What Do We Know About Depression in Preschoolers?
Based on a webinar given February 9, 2016, by Foundation-supported investigator Deanna Barch, Ph.D., Professor of Psychiatry at Washington University, St. Louis
Depression is a problem often associated with adults, but young children can have the condition, too. In recent years, researchers have begun to understand how depression manifests in preschoolers, what it does to the brain, and how it may affect their future mental health.
Studies have demonstrated that in many ways depressed preschoolers show the typical symptoms and signs of major depression. These signs include an increased sensitivity to experiencing guilt, experiencing a loss of joy, showing extreme fatigue, and being sad and tearful. Importantly, when a child has depression, it affects his or her ability to function in everyday life by decreasing their motivation to play and engage with peers and by disrupting their sleep, appetite and energy level.
Young children are in a fluid developmental stage, so a natural question is whether an early-onset depression is only a temporary phase that kids will grow out of, or whether it is a really condition similar to what older children, adolescents or adults with depression experience.
“One of the things we know now is that depression at a preschool age is actually a strong predictor of children continuing to have depression and meeting the criteria for full-blown depression at school age,” says Deanna Barch, Ph.D., Professor of Psychological & Brain Sciences and Psychiatry at the Washington University School of Medicine in St. Louis, and a NARSAD grantee in 1995, 2000, 2006, and 2013.

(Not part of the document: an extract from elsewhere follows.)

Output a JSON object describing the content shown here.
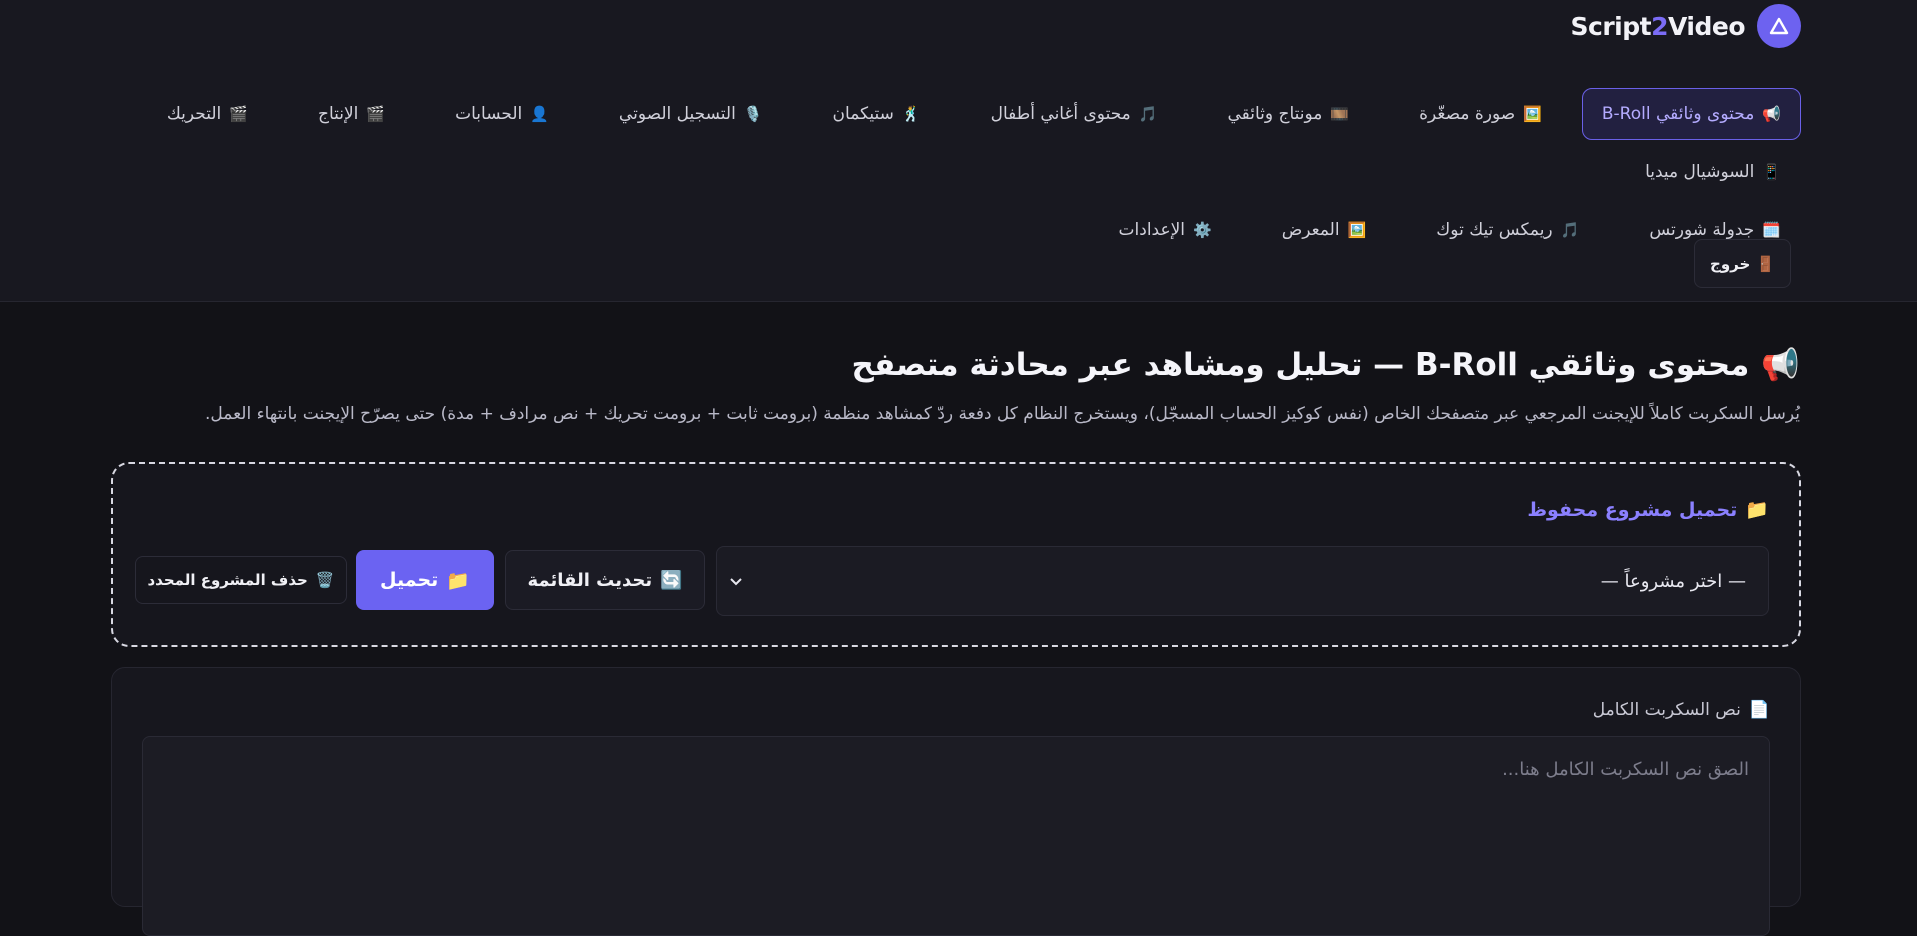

Dr. Barch and her colleagues are using brain imaging to study depressed young people. The scanning process has been tailored to kids, who need shorter scan times and ways to keep them entertained. Dr. Barch and her colleagues, including Dr. Joan Luby, also of Washington University, have been trying to find out if children with a history of preschool depression show changes in brain function and structure similar to those seen in adults with depression, and whether early psychiatric intervention can reverse this process.
The brain in depression
Most of what we know about depression comes from research in adults and adolescents. It points to two structures known as the amygdala and the striatum, which process emotions and frontal areas of the brain involved in emotional control. Studies show that compared with healthy adults, areas of emotional processing in depressed adults show heightened activity, while the emotion-regulating regions show reduced activity. In addition, communication between these two systems goes awry, preventing the control regions from keeping emotional responses in check.
In 2013, Dr. Barch and her team conducted a study on about 300 preschoolers aged 3 to 6, some of whom had symptoms of depression, and followed them for six years. By the time the children reached age 8, the researchers started taking brain scans as well.
They found that children who had exhibited depression symptoms in preschool years showed the same pattern of brain activity as have been found in depressed adults. Emotion processing regions showed heightened activity in response to negative information. Regions involved in emotional control showed decreased activity.
Scars or early signs?
One key question addressed by Dr. Barch and colleagues was: Which comes first, the depression or the brain changes observed on the scans?
The team’s further studies have indicated that at least some of the observed brain changes are present in kids who don’t have depression but do have a family history of depression. This suggests that structural changes in the brain precede depression and thus are signs of high risk for developing depression. Knowing this, the researchers are hopeful that they can develop psychological interventions for young children at risk to thwart the development of depression later.
Ideally, the intervention has to happen early on to place the children back on a healthy developmental track, before they manifest full-blown depression, Dr. Barch says.
Dr. Luby, a 2004 and 2008 NARSAD Independent Investigator and Young Investigator in 1999, has developed a treatment called Parent-Child Interaction Therapy – Emotional Development, or PCIT-ED for short. It’s psychotherapy designed to strengthen the parent-child relationship, “based on a well-validated treatment originally designed for disruptive preschoolers,” Dr. Luby says.
The novel treatment addresses depressive symptoms by enhancing the young child’s emotional development. It targets the child’s understanding of emotions (their own and those of others) and teaches the parent to act as a more effective emotion coach to encourage healthy processing and regulation of emotions. This is enacted using emotionally evocative tasks, such as tasks designed to induce mild frustration or sadness, with a therapist coaching the parent and then having parent and child practice at home, Dr. Luby explains.
Dr. Barch and Dr. Luby have tested the program in pilot studies. Having gotten promising results, they’ve moved on to bigger trials, which are now in progress.